**What the task requires**
Go through the records and report each line holding the string "external".

═══ Input for this task

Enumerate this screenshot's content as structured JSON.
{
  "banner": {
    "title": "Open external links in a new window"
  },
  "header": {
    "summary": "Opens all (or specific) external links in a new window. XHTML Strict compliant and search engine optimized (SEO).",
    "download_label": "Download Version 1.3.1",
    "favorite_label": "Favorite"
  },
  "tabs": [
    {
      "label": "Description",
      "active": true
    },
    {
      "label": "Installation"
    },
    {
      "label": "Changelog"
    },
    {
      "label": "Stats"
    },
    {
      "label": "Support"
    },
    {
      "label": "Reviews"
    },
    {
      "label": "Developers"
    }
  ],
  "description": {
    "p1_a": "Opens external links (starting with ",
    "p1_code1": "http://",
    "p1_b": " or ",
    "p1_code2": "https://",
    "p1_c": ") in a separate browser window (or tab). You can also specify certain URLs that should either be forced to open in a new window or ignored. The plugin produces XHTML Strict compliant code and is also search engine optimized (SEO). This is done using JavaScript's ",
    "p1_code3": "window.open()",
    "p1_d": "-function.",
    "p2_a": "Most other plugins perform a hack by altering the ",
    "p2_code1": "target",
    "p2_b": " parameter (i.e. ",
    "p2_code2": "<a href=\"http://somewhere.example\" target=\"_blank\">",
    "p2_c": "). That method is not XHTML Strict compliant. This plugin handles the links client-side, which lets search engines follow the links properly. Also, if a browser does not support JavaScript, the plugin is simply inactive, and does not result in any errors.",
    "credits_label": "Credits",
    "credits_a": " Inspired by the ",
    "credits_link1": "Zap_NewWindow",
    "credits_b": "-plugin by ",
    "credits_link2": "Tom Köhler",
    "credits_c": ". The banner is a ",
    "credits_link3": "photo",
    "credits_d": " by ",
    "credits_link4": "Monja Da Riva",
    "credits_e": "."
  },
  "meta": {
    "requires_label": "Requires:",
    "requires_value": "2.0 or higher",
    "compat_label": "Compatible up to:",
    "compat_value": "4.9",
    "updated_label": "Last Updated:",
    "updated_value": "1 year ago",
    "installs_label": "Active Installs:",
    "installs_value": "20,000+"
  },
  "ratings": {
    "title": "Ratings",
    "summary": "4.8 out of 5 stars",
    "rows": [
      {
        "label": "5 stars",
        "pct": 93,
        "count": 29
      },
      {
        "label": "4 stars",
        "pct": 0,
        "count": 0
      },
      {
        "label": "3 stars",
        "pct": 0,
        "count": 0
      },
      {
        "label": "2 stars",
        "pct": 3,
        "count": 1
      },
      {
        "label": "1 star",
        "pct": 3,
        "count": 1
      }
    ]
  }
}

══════

**Response box**
    "title": "Open external links in a new window"
    "summary": "Opens all (or specific) external links in a new window. XHTML Strict compliant and search engine optimized (SEO).",
    "p1_a": "Opens external links (starting with ",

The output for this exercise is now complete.